GIVEN INFORMATION below:

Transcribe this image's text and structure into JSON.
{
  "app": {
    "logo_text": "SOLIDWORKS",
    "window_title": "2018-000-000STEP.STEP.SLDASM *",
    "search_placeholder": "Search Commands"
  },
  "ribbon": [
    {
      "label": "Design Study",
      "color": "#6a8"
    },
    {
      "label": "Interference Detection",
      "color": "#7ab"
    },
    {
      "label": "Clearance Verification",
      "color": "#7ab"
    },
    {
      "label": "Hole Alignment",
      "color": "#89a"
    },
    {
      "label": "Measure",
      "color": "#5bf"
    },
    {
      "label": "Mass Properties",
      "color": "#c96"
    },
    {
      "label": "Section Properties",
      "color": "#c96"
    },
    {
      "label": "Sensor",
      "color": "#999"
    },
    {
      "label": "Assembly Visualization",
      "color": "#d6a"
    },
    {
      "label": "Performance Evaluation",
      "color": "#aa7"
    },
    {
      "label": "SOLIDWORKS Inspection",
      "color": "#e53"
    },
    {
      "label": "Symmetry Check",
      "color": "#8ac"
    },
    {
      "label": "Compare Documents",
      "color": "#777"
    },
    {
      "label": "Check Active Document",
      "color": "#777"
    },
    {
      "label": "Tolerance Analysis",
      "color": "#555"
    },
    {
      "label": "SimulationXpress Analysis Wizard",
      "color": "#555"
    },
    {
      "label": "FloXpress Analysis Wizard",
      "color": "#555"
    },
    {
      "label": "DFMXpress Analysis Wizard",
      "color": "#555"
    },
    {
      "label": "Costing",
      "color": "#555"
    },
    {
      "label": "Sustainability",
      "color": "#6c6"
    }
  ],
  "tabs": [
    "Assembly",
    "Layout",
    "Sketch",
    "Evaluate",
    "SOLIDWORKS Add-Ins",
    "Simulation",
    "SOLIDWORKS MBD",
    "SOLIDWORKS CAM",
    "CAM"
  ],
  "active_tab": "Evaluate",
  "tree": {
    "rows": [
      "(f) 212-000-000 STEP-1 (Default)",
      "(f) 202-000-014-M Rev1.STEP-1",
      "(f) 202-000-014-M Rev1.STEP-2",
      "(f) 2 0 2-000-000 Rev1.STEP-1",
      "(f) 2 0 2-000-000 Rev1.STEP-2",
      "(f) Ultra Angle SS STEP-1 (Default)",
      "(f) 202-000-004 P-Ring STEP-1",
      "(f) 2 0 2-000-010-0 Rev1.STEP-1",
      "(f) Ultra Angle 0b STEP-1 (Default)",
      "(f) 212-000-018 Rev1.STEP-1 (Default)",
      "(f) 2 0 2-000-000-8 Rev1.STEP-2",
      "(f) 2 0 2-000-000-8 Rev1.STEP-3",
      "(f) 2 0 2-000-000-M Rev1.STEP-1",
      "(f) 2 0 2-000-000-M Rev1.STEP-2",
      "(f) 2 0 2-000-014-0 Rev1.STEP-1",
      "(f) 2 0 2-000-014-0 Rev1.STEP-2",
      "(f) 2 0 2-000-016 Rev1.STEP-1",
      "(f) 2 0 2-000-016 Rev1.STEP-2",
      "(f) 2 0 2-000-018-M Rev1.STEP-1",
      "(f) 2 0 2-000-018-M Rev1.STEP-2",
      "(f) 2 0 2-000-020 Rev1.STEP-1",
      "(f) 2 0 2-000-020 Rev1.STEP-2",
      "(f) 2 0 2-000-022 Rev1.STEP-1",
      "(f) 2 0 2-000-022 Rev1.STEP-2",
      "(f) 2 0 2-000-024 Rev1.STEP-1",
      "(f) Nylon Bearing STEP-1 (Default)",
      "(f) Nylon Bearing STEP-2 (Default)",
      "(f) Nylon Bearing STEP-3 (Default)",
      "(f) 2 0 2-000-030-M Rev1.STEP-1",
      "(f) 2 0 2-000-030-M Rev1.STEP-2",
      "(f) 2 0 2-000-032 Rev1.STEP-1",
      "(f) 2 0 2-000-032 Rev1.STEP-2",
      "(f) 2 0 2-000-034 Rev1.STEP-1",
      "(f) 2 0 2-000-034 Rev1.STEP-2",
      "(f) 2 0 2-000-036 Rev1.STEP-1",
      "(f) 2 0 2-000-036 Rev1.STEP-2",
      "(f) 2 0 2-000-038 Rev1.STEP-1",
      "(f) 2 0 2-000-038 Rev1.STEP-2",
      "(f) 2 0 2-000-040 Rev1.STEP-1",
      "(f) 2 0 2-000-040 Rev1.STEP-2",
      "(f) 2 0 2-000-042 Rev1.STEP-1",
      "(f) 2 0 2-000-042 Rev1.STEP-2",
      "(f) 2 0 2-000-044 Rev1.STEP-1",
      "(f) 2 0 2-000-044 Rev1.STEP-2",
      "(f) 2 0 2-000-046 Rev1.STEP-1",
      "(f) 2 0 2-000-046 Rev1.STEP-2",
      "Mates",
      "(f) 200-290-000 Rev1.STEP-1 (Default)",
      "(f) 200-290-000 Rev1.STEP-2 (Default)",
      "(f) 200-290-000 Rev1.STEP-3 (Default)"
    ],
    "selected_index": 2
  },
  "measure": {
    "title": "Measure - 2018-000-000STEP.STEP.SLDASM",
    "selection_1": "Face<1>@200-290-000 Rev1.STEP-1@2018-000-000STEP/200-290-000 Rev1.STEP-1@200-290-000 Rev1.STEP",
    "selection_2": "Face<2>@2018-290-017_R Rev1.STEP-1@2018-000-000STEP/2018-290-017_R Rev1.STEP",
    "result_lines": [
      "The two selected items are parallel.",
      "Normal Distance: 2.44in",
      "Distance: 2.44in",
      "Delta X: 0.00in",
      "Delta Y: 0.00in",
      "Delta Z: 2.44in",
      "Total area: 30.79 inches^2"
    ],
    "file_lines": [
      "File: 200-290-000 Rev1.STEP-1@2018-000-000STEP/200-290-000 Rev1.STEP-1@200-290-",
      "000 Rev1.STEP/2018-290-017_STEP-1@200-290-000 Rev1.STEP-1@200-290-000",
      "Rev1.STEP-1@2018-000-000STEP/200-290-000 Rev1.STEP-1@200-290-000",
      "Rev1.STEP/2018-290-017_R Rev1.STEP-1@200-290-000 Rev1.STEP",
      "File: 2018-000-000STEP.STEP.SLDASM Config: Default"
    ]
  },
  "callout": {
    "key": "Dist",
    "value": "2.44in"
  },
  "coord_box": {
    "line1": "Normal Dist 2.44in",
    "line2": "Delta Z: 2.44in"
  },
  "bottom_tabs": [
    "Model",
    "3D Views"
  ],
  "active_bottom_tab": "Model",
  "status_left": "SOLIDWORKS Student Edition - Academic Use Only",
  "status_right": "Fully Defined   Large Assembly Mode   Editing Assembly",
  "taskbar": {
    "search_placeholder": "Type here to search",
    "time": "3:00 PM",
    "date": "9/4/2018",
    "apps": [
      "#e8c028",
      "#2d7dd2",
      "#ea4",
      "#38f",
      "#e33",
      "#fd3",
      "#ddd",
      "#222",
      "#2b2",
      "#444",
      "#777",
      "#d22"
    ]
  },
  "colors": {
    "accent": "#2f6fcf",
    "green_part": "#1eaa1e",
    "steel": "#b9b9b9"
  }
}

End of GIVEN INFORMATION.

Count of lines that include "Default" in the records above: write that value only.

11